*** Opening Excerpted records ***

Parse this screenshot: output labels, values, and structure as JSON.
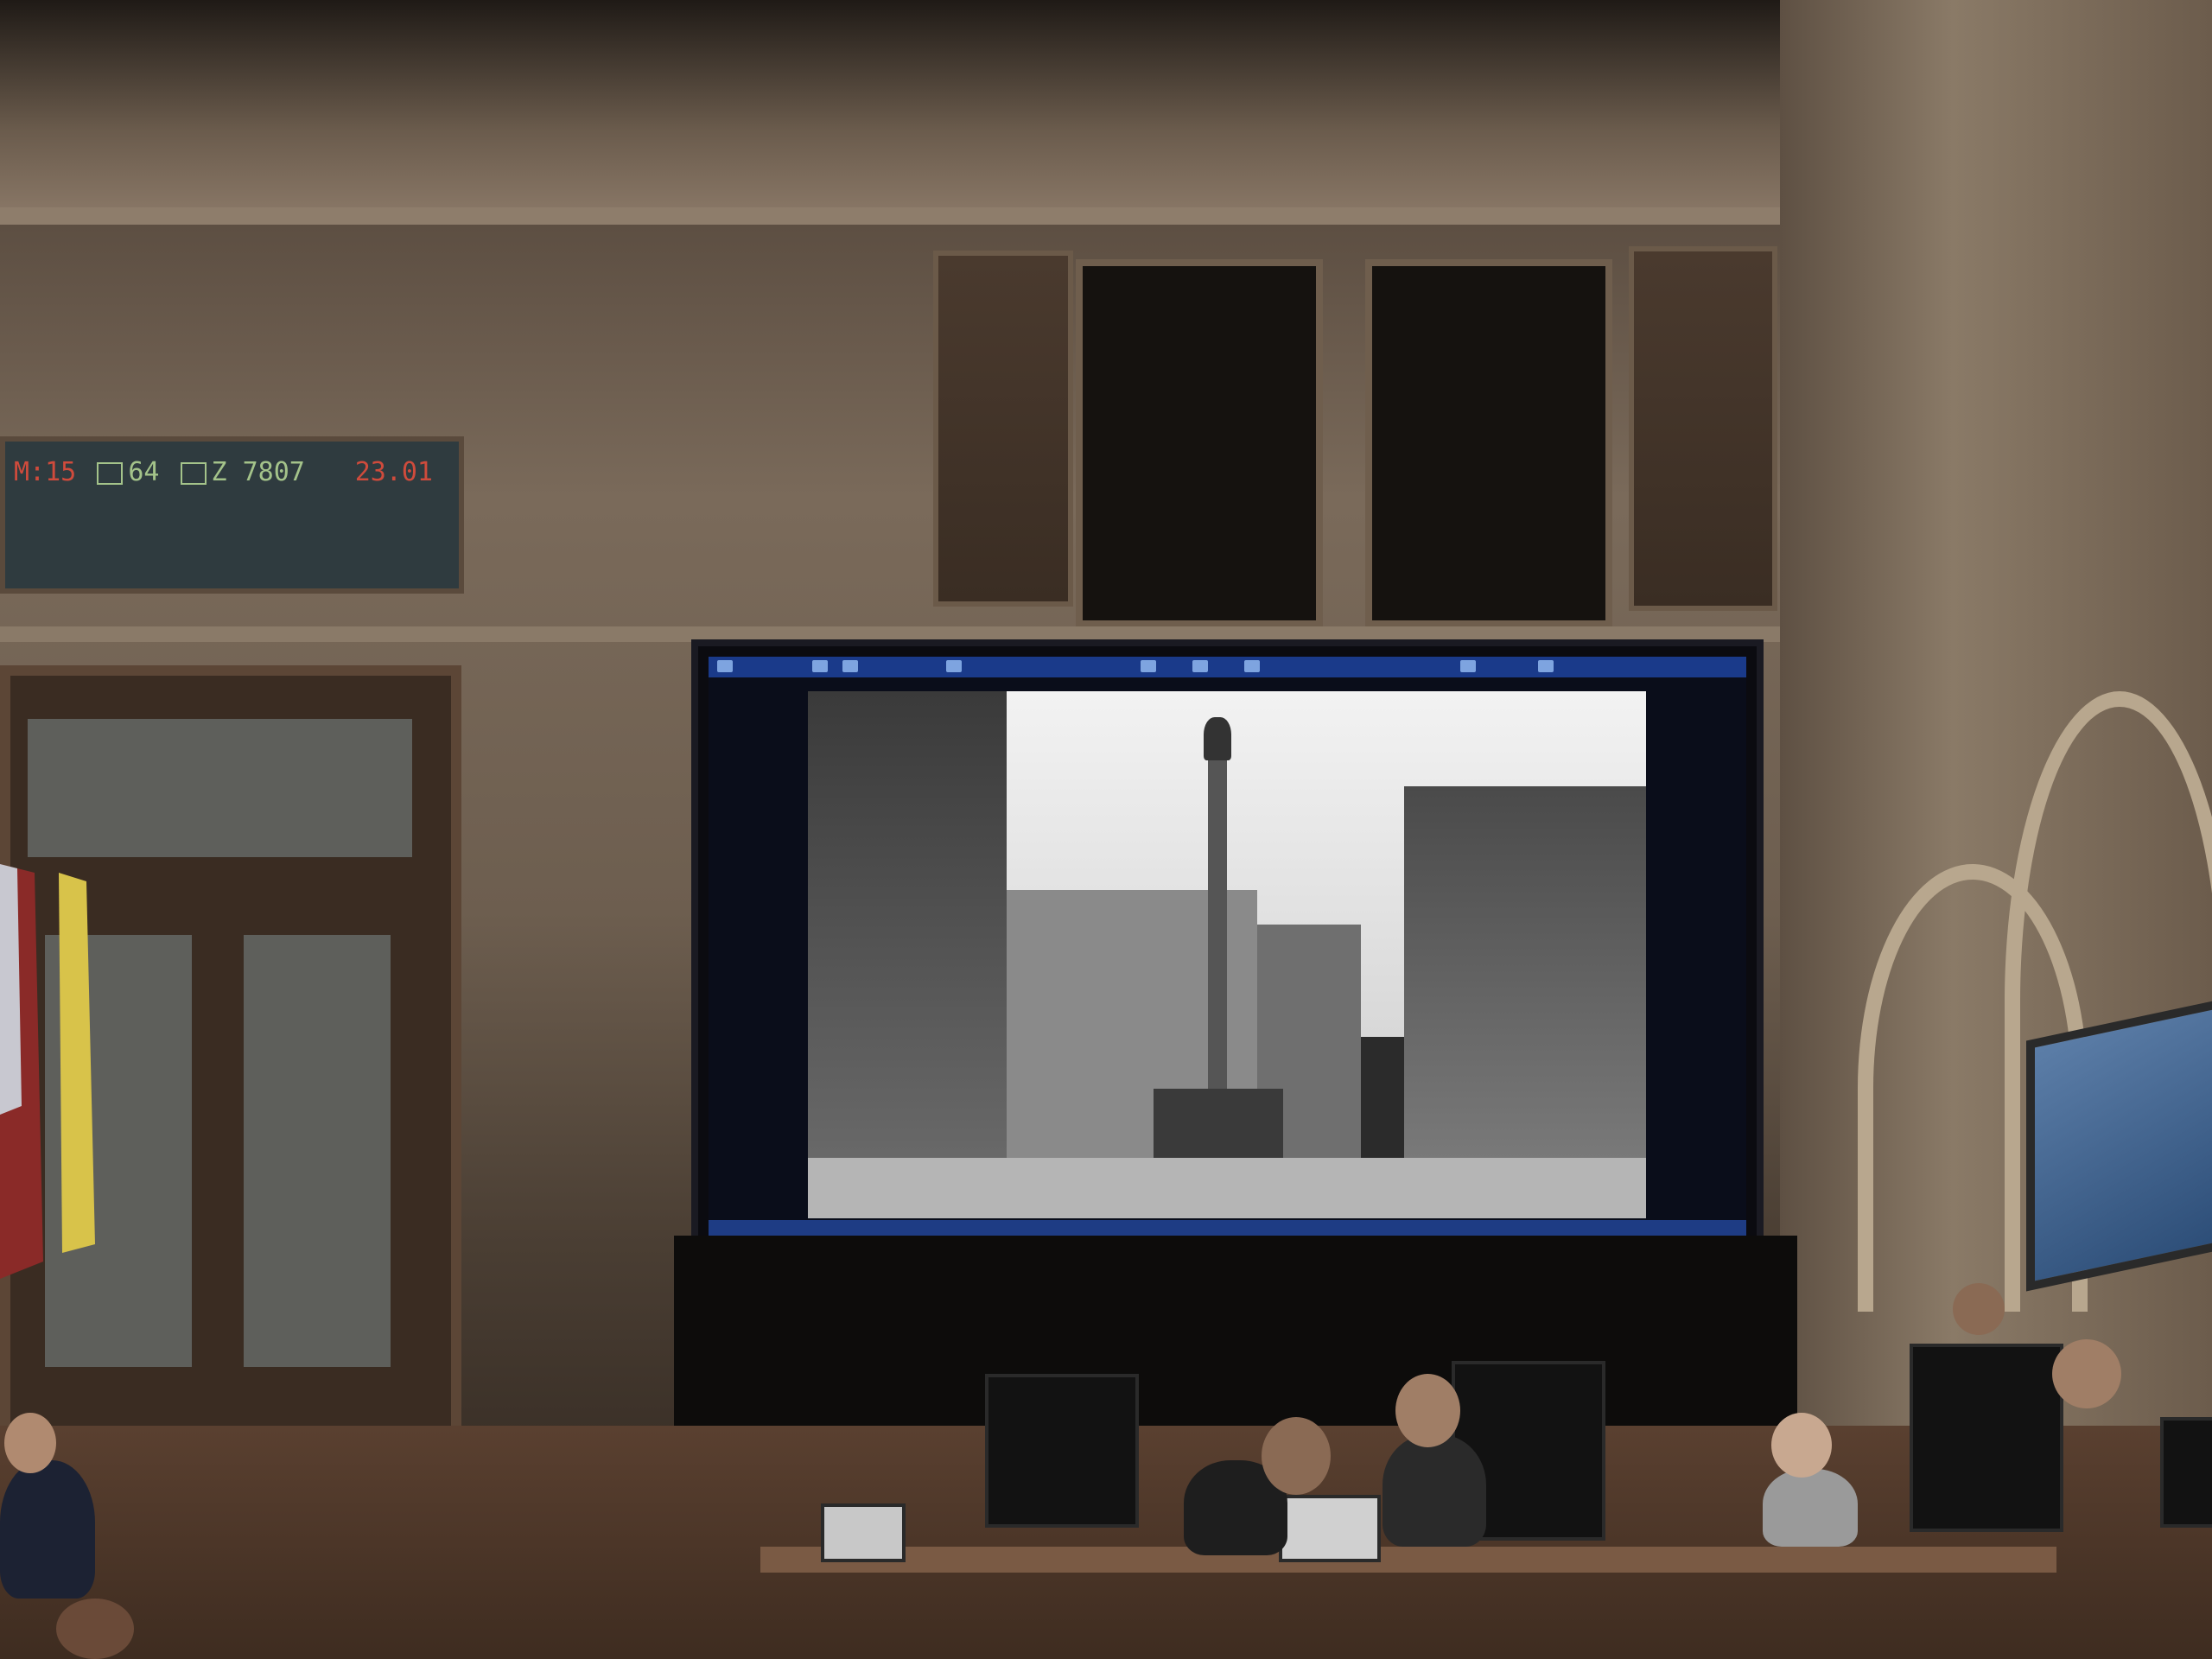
{
  "ticker": {
    "left_text": "M:15",
    "count1": "64",
    "count2": "Z 7807",
    "right_text": "23.01"
  },
  "screen": {
    "content": "Black-and-white historical photo of a town square with a column monument",
    "photo_alt": "Old Town Square photograph"
  },
  "colors": {
    "ticker_green": "#a4c38a",
    "ticker_red": "#cf4b3c",
    "titlebar_blue": "#1a3a8a"
  },
  "icons": [
    "checkbox-icon",
    "book-icon"
  ]
}
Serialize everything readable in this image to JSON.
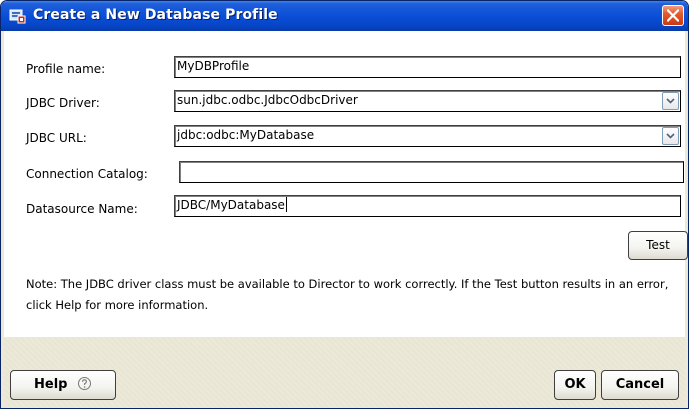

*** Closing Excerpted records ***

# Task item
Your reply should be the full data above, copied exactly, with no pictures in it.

# Final answer
Parse this screenshot: output labels, values, and structure as JSON.
{
  "ticker": {
    "left_text": "M:15",
    "count1": "64",
    "count2": "Z 7807",
    "right_text": "23.01"
  },
  "screen": {
    "content": "Black-and-white historical photo of a town square with a column monument",
    "photo_alt": "Old Town Square photograph"
  },
  "colors": {
    "ticker_green": "#a4c38a",
    "ticker_red": "#cf4b3c",
    "titlebar_blue": "#1a3a8a"
  },
  "icons": [
    "checkbox-icon",
    "book-icon"
  ]
}
Serialize everything readable in this image to JSON.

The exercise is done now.